TASK GOAL:
Return all lines from the entries below in which the word "phone" is present.

GIVEN DATA:
::::

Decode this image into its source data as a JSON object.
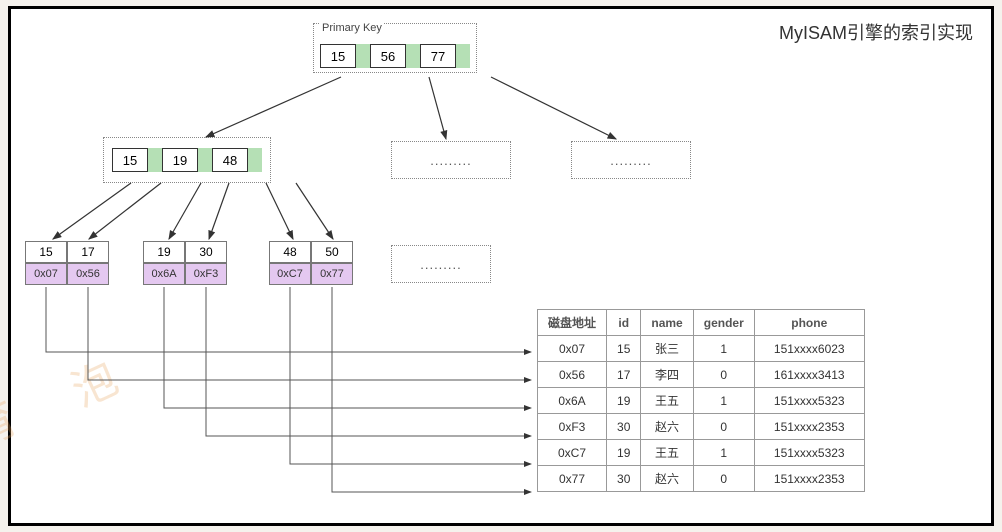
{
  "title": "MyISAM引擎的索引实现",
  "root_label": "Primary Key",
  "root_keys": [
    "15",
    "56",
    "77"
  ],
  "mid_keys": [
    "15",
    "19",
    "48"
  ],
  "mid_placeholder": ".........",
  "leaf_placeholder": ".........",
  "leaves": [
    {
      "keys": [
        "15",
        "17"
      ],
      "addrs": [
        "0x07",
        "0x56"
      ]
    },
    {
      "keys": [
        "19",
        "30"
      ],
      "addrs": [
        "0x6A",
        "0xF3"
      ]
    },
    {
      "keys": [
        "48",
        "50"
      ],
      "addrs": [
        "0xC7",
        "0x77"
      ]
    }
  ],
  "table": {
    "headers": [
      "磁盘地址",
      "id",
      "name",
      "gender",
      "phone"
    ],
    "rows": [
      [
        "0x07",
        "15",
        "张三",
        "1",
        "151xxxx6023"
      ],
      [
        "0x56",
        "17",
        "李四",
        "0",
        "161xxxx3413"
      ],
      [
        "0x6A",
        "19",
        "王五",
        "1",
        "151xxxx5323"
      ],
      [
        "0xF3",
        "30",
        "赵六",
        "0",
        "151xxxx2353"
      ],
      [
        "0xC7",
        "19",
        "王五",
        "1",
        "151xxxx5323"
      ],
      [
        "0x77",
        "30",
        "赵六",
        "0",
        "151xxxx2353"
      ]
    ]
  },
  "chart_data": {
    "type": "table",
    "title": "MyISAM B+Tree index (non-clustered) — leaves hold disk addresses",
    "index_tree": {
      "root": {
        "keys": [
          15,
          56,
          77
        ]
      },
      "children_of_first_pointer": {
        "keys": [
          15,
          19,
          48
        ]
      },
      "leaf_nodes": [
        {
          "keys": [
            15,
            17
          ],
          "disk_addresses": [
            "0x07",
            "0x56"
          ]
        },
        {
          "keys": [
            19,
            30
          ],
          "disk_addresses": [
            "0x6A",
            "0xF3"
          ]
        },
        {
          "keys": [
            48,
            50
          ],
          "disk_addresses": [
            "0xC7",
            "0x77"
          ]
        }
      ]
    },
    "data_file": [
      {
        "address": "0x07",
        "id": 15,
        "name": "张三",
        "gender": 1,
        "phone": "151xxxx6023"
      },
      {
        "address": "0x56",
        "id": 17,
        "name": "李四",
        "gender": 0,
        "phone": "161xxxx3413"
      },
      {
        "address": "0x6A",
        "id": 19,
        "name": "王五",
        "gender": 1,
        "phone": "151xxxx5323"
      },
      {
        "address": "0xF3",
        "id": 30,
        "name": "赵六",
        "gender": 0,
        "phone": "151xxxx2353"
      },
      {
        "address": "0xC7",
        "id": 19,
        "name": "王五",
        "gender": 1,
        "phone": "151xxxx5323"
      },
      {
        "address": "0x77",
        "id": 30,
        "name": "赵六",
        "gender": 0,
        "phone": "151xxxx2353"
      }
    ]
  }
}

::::

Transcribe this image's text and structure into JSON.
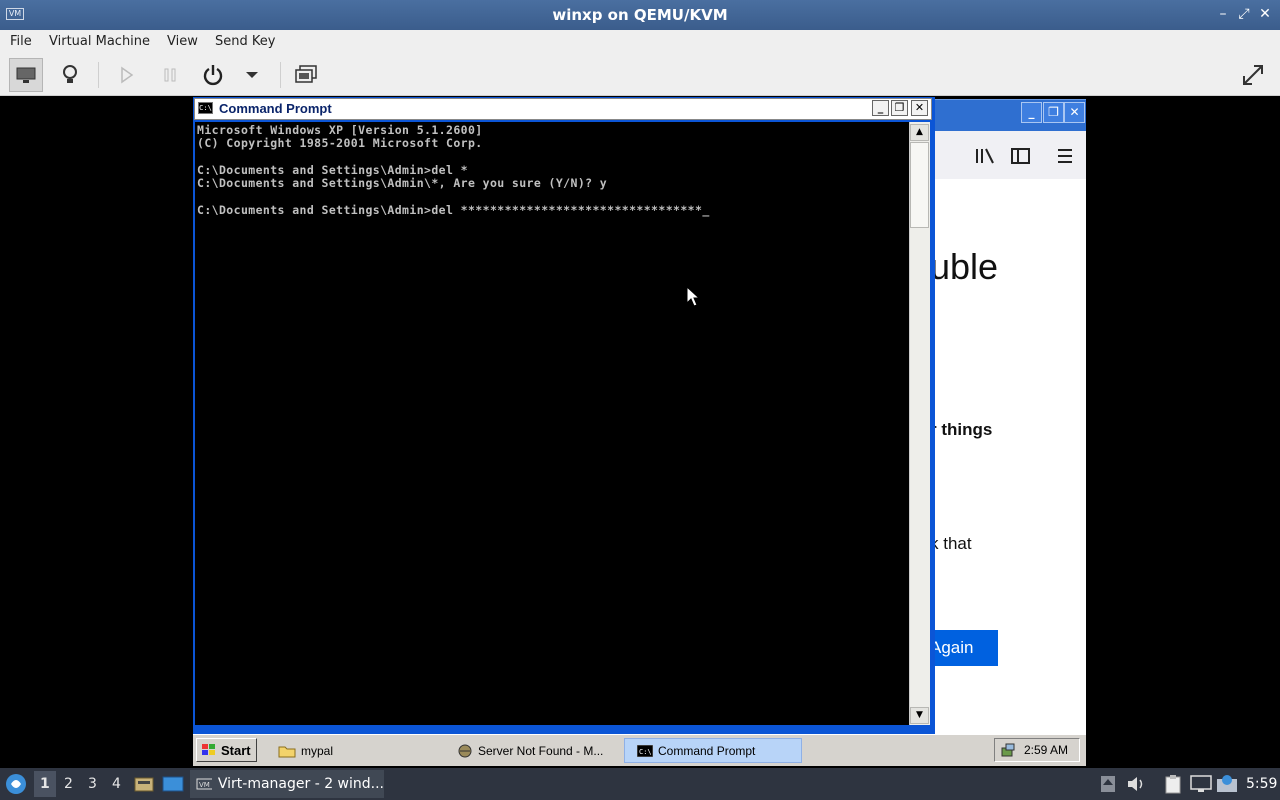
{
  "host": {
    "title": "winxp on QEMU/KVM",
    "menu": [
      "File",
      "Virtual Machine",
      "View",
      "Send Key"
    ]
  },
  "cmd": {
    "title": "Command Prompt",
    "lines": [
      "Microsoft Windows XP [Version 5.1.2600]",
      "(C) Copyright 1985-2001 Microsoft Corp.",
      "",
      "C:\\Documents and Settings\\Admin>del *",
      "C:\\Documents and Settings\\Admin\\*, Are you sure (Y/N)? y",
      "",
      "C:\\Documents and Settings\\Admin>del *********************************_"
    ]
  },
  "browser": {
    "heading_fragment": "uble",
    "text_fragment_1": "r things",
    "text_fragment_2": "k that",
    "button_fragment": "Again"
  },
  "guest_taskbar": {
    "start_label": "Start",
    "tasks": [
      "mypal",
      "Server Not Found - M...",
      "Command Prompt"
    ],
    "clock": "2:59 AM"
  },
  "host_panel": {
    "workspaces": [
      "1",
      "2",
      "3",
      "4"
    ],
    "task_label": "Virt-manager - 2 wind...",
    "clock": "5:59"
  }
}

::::

RESULT OF THE TASK:
      "phone"
        "phone": "151xxxx6023"
        "phone": "161xxxx3413"
        "phone": "151xxxx5323"
        "phone": "151xxxx2353"
        "phone": "151xxxx5323"
        "phone": "151xxxx2353"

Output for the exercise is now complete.